● **Exercise description**
Please go through the records below and return every line holding the word "verified".
::: Data excerpts :::
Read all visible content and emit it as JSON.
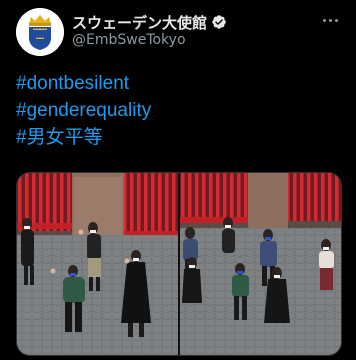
{
  "tweet": {
    "display_name": "スウェーデン大使館",
    "handle": "@EmbSweTokyo",
    "hashtags": [
      "#dontbesilent",
      "#genderequality",
      "#男女平等"
    ]
  },
  "icons": {
    "avatar": "swedish-crest-icon",
    "verified": "verified-badge-icon",
    "more": "more-options-icon"
  },
  "colors": {
    "background": "#000000",
    "link": "#1d9bf0",
    "verified": "#e7e9ea",
    "text_primary": "#e7e9ea",
    "text_secondary": "#8b98a5"
  }
}
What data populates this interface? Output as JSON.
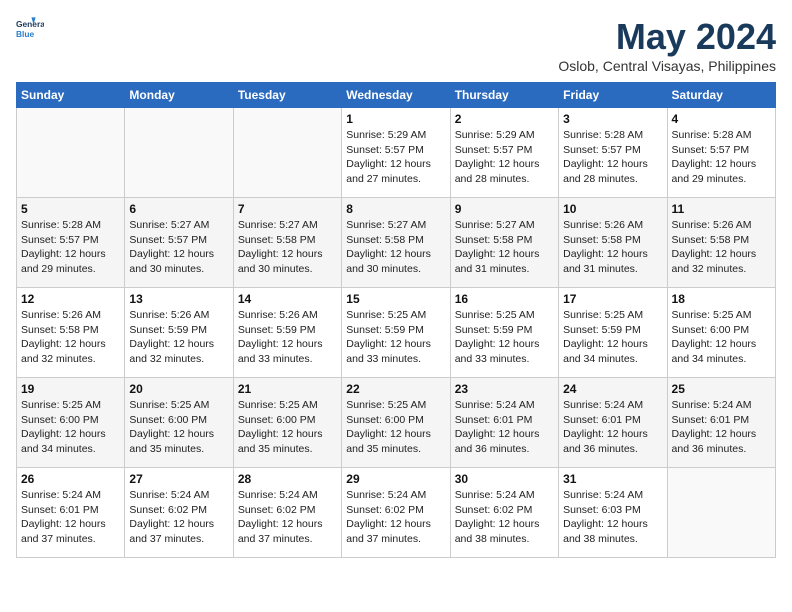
{
  "logo": {
    "line1": "General",
    "line2": "Blue"
  },
  "title": "May 2024",
  "subtitle": "Oslob, Central Visayas, Philippines",
  "headers": [
    "Sunday",
    "Monday",
    "Tuesday",
    "Wednesday",
    "Thursday",
    "Friday",
    "Saturday"
  ],
  "rows": [
    [
      {
        "day": "",
        "info": ""
      },
      {
        "day": "",
        "info": ""
      },
      {
        "day": "",
        "info": ""
      },
      {
        "day": "1",
        "info": "Sunrise: 5:29 AM\nSunset: 5:57 PM\nDaylight: 12 hours\nand 27 minutes."
      },
      {
        "day": "2",
        "info": "Sunrise: 5:29 AM\nSunset: 5:57 PM\nDaylight: 12 hours\nand 28 minutes."
      },
      {
        "day": "3",
        "info": "Sunrise: 5:28 AM\nSunset: 5:57 PM\nDaylight: 12 hours\nand 28 minutes."
      },
      {
        "day": "4",
        "info": "Sunrise: 5:28 AM\nSunset: 5:57 PM\nDaylight: 12 hours\nand 29 minutes."
      }
    ],
    [
      {
        "day": "5",
        "info": "Sunrise: 5:28 AM\nSunset: 5:57 PM\nDaylight: 12 hours\nand 29 minutes."
      },
      {
        "day": "6",
        "info": "Sunrise: 5:27 AM\nSunset: 5:57 PM\nDaylight: 12 hours\nand 30 minutes."
      },
      {
        "day": "7",
        "info": "Sunrise: 5:27 AM\nSunset: 5:58 PM\nDaylight: 12 hours\nand 30 minutes."
      },
      {
        "day": "8",
        "info": "Sunrise: 5:27 AM\nSunset: 5:58 PM\nDaylight: 12 hours\nand 30 minutes."
      },
      {
        "day": "9",
        "info": "Sunrise: 5:27 AM\nSunset: 5:58 PM\nDaylight: 12 hours\nand 31 minutes."
      },
      {
        "day": "10",
        "info": "Sunrise: 5:26 AM\nSunset: 5:58 PM\nDaylight: 12 hours\nand 31 minutes."
      },
      {
        "day": "11",
        "info": "Sunrise: 5:26 AM\nSunset: 5:58 PM\nDaylight: 12 hours\nand 32 minutes."
      }
    ],
    [
      {
        "day": "12",
        "info": "Sunrise: 5:26 AM\nSunset: 5:58 PM\nDaylight: 12 hours\nand 32 minutes."
      },
      {
        "day": "13",
        "info": "Sunrise: 5:26 AM\nSunset: 5:59 PM\nDaylight: 12 hours\nand 32 minutes."
      },
      {
        "day": "14",
        "info": "Sunrise: 5:26 AM\nSunset: 5:59 PM\nDaylight: 12 hours\nand 33 minutes."
      },
      {
        "day": "15",
        "info": "Sunrise: 5:25 AM\nSunset: 5:59 PM\nDaylight: 12 hours\nand 33 minutes."
      },
      {
        "day": "16",
        "info": "Sunrise: 5:25 AM\nSunset: 5:59 PM\nDaylight: 12 hours\nand 33 minutes."
      },
      {
        "day": "17",
        "info": "Sunrise: 5:25 AM\nSunset: 5:59 PM\nDaylight: 12 hours\nand 34 minutes."
      },
      {
        "day": "18",
        "info": "Sunrise: 5:25 AM\nSunset: 6:00 PM\nDaylight: 12 hours\nand 34 minutes."
      }
    ],
    [
      {
        "day": "19",
        "info": "Sunrise: 5:25 AM\nSunset: 6:00 PM\nDaylight: 12 hours\nand 34 minutes."
      },
      {
        "day": "20",
        "info": "Sunrise: 5:25 AM\nSunset: 6:00 PM\nDaylight: 12 hours\nand 35 minutes."
      },
      {
        "day": "21",
        "info": "Sunrise: 5:25 AM\nSunset: 6:00 PM\nDaylight: 12 hours\nand 35 minutes."
      },
      {
        "day": "22",
        "info": "Sunrise: 5:25 AM\nSunset: 6:00 PM\nDaylight: 12 hours\nand 35 minutes."
      },
      {
        "day": "23",
        "info": "Sunrise: 5:24 AM\nSunset: 6:01 PM\nDaylight: 12 hours\nand 36 minutes."
      },
      {
        "day": "24",
        "info": "Sunrise: 5:24 AM\nSunset: 6:01 PM\nDaylight: 12 hours\nand 36 minutes."
      },
      {
        "day": "25",
        "info": "Sunrise: 5:24 AM\nSunset: 6:01 PM\nDaylight: 12 hours\nand 36 minutes."
      }
    ],
    [
      {
        "day": "26",
        "info": "Sunrise: 5:24 AM\nSunset: 6:01 PM\nDaylight: 12 hours\nand 37 minutes."
      },
      {
        "day": "27",
        "info": "Sunrise: 5:24 AM\nSunset: 6:02 PM\nDaylight: 12 hours\nand 37 minutes."
      },
      {
        "day": "28",
        "info": "Sunrise: 5:24 AM\nSunset: 6:02 PM\nDaylight: 12 hours\nand 37 minutes."
      },
      {
        "day": "29",
        "info": "Sunrise: 5:24 AM\nSunset: 6:02 PM\nDaylight: 12 hours\nand 37 minutes."
      },
      {
        "day": "30",
        "info": "Sunrise: 5:24 AM\nSunset: 6:02 PM\nDaylight: 12 hours\nand 38 minutes."
      },
      {
        "day": "31",
        "info": "Sunrise: 5:24 AM\nSunset: 6:03 PM\nDaylight: 12 hours\nand 38 minutes."
      },
      {
        "day": "",
        "info": ""
      }
    ]
  ]
}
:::
● **Answer box**
    "verified": "verified-badge-icon",
    "verified": "#e7e9ea",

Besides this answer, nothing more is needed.